San Francisco, California
Join the San Francisco Obscura Society for an exciting exploration into the ruins of the Sutro Baths and of three shipwrecks nearby. Traverse through tunnels, climb to a historic Sky Tram overlook, and catch one-of-a-kind glimpses of wreckage of the freighters Ohioan, Frank Buck, and Lyman Stewart in all their ravaged glory.
Palos Verdes Estates, California
Come explore the ruins of a 1961 shipwreck off the coast of Palos Verdes Estates in California.

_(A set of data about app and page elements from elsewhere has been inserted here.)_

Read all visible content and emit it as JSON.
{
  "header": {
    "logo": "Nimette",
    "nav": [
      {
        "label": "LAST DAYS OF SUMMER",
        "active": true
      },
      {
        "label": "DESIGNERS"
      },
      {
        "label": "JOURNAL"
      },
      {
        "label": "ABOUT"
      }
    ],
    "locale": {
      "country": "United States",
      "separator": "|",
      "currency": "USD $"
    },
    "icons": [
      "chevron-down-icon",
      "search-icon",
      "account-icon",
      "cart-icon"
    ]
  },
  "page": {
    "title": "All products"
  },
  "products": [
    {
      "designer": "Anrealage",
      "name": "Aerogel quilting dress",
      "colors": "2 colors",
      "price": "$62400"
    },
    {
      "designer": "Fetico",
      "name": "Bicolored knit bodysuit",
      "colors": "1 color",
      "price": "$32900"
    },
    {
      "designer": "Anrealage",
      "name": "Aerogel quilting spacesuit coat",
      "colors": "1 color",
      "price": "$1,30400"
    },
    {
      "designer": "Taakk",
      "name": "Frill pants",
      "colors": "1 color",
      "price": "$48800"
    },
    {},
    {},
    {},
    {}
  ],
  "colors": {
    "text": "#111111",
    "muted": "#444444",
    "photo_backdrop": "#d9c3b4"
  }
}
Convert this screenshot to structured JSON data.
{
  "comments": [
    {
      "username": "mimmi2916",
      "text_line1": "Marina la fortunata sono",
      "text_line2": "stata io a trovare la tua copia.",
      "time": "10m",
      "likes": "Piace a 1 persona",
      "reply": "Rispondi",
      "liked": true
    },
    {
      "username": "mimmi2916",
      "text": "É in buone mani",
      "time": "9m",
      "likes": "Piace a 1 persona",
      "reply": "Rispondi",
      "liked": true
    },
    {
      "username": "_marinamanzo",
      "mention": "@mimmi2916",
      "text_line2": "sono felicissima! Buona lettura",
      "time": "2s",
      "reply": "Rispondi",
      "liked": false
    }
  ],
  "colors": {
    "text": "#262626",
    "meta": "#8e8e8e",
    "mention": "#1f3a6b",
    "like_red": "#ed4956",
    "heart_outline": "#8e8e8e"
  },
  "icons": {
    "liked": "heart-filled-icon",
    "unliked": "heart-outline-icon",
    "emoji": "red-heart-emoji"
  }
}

How exactly it ended up there on its way from Portland to Algiers is a mystery, but it left a half-mile stretch of wreckage, from the smallest bits and scraps to a large chunk of the ship that to this day hasn’t been washed away.
Brooklyn, New York
Named for the bones that was up on its shores, Dead Horse Bay is a living relic of days past in which actual boiled horse bones from the carcasses of New York City’s many horses were dumped into the bay. Led by Underwater New York, this excursion through the beaches littered with bones, vintage bottles, and toys will explore the area’s rich history.
Join us in Chicago for a walking tour of the North Branch of the Chicago River, a hidden wonder unbeknownst to many tourists and native Chicagoans. You’ll learn about how the river played a role in the history of European exploration, how it played a role in Chicago’s sewage system, and the state of the river today and the wildlife it supports.
Brooklyn, New York
DUKBO, or “Down Under the Kosciuszko Bridge” in North Brooklyn, isn’t called the “Poison Cauldron” without good reason. Visit the waste transfer and petroleum districts that are found along Newtown Creek, see the site of the Greenpoint Oil Spill, and take a trip into Greenpoint’s industrial past while surrounded by current machinery and vehicles working around and at the Kosciuszko reconstruction project.